As I see it there are three critical constituencies in Wisconsin: poor and displaced rural folks (Latino farm workers, former farmers and all those whose livelihoods were directly dependent on agriculture); poor displaced urban folks (largely Black within Milwaukee, largely second or third generation European immigrants in the first-ring suburbs but all displaced manufacturing workers or previously engaged in livelihoods that were directly dependent on manufacturing) and the third constituency in Wisconsin is the ever-shrinking unionized workforce (both public and private sector). Of course there is great overlap between and among these constituent communities as many public workers are Black union members, many former agricultural workers/producers are now state employees and so forth (see http://colorlines.com/archives/2011/02/who_are_all_these_evil_public_workers_black_people.html)
All three of these communities have extremely high unemployment or face threats of being laid off; all three rely heavily on BadgerCare (state Medicaid/Medicare services and in the form of both services and employment); all three were disproportionately affected by the privatization of welfare under Thompson; all three will lose all access to abortion services if the federal cuts to Planned Parenthood go through and the discretionary funding for counties is removed as written in Bill 11; and all three communities will be disproportionately affected by the staggering and truly unbelievable cuts to public education (most intensely in the Milwaukee Public School District and poor, rural districts). This however is not the crisis.
The crisis in my view is that the labor movement is the only institution with the infrastructure and resources to mobilize rural and urban unemployed and unionized workers and they absolutely refuse to even consider it. A coalition of African American MPS parents, displaced family farmers from districts with raging public health epidemics of methamphetamine abuse shoulder to shoulder with unionized workers is what is required to beat these mutherfuckers back.

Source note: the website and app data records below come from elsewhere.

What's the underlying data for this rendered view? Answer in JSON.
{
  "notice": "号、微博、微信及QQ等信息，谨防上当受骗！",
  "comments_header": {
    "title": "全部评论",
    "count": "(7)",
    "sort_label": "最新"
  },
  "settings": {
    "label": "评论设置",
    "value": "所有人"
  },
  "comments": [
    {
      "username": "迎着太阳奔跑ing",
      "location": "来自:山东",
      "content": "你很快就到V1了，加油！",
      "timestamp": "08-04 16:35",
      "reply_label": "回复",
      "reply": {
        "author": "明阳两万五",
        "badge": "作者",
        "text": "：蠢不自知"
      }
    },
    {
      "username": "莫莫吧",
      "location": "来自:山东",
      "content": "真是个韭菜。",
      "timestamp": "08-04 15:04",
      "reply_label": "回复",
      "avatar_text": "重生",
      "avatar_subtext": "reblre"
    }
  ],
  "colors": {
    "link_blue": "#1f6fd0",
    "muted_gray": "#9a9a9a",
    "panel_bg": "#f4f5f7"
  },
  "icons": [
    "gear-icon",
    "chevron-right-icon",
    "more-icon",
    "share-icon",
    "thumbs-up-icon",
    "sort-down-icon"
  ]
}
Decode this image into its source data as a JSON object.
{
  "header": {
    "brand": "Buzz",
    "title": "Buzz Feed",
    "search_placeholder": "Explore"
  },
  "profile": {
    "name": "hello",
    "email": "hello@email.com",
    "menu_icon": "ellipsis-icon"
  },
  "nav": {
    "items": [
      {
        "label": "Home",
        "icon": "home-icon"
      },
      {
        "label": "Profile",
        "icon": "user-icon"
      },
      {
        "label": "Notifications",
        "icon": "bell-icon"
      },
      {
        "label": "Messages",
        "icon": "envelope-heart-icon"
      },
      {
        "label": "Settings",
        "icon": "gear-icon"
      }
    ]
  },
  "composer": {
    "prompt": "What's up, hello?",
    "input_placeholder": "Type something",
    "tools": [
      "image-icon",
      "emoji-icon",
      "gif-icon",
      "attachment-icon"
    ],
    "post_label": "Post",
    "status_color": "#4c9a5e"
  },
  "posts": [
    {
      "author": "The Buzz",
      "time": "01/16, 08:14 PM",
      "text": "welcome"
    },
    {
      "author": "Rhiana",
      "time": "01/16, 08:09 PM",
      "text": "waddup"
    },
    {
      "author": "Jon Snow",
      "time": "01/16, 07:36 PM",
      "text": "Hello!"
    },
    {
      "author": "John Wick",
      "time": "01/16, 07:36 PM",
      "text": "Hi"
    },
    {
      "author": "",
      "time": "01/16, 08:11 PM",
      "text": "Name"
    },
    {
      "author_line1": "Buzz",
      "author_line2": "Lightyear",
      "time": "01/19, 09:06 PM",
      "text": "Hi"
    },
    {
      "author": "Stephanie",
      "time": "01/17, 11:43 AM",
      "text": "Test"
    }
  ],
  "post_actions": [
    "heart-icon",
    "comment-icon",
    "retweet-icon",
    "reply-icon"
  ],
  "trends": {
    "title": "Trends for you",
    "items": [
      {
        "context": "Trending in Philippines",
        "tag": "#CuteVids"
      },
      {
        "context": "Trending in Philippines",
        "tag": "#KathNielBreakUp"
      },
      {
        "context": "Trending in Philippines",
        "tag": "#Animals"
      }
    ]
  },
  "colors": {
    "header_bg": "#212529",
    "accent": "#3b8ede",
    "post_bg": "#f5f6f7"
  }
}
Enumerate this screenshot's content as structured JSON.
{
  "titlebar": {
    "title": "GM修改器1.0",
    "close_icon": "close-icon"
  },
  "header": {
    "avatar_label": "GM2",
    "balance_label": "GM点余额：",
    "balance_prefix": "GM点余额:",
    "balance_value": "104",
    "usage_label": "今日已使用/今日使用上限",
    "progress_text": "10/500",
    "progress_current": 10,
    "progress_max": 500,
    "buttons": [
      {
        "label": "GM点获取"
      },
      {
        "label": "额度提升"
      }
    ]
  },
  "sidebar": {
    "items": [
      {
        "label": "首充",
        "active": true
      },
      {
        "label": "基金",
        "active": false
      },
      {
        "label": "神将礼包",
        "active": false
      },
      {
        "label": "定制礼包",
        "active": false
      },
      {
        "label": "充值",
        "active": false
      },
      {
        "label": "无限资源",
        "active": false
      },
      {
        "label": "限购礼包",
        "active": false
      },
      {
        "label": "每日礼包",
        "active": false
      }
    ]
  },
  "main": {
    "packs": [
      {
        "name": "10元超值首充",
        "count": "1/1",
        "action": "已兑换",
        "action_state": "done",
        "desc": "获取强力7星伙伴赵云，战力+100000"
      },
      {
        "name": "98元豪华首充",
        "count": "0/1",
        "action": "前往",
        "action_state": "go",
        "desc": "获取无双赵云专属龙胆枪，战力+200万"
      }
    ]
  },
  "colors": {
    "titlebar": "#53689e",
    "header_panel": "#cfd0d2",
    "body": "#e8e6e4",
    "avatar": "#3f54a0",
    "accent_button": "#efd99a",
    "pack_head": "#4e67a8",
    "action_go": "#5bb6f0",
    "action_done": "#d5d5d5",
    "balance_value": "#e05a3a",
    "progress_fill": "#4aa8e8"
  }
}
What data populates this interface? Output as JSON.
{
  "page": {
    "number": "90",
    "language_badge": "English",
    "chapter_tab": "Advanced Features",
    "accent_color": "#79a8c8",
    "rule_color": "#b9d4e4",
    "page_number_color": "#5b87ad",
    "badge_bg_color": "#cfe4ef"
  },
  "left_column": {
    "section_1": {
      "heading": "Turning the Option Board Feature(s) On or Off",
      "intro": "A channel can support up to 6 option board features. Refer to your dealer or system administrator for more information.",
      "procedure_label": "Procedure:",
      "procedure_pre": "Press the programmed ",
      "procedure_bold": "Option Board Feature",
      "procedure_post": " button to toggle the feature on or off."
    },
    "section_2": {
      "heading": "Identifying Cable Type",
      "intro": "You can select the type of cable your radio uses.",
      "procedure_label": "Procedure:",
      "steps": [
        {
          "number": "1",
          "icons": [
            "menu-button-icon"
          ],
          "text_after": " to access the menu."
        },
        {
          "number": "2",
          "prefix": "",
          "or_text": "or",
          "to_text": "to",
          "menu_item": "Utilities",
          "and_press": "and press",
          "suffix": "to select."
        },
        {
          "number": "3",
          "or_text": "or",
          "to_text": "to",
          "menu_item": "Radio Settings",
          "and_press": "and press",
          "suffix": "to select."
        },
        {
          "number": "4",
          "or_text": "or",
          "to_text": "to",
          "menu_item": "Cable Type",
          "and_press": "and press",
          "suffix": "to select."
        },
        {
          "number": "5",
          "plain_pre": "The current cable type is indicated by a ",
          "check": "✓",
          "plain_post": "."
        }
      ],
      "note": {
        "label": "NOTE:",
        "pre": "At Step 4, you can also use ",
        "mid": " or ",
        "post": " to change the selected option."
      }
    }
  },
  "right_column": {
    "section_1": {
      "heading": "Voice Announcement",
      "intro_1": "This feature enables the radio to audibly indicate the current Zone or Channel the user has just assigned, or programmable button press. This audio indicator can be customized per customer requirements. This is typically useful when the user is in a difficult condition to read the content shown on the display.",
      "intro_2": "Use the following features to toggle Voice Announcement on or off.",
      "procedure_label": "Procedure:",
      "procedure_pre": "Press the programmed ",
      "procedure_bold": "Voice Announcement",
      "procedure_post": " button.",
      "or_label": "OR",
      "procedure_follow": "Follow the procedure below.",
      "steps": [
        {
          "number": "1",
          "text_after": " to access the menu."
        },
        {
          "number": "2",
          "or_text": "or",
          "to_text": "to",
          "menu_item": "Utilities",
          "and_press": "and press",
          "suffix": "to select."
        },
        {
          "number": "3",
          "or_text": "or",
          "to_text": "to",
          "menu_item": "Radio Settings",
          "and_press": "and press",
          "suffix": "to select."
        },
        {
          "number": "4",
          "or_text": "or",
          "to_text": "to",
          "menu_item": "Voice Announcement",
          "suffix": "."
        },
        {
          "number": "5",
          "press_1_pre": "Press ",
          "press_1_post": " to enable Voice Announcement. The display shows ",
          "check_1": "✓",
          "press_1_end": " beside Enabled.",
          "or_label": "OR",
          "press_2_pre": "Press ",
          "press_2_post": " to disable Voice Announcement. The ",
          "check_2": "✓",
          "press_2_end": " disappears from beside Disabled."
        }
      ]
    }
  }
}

Nature abhors a vacuum and tragically the dishwater democrats with their liberal double-speak will be right there to fill it.
At any rate, in light of the fact that the class war has opened a battle theatre in the Badger State, the labor movement should be doing a lot of things in Wisconsin right now. In order to bring that about it is necessary first and foremost for unions to take direction from their rank and file members and practice the democracy that they cry Scott Walker will take away from them.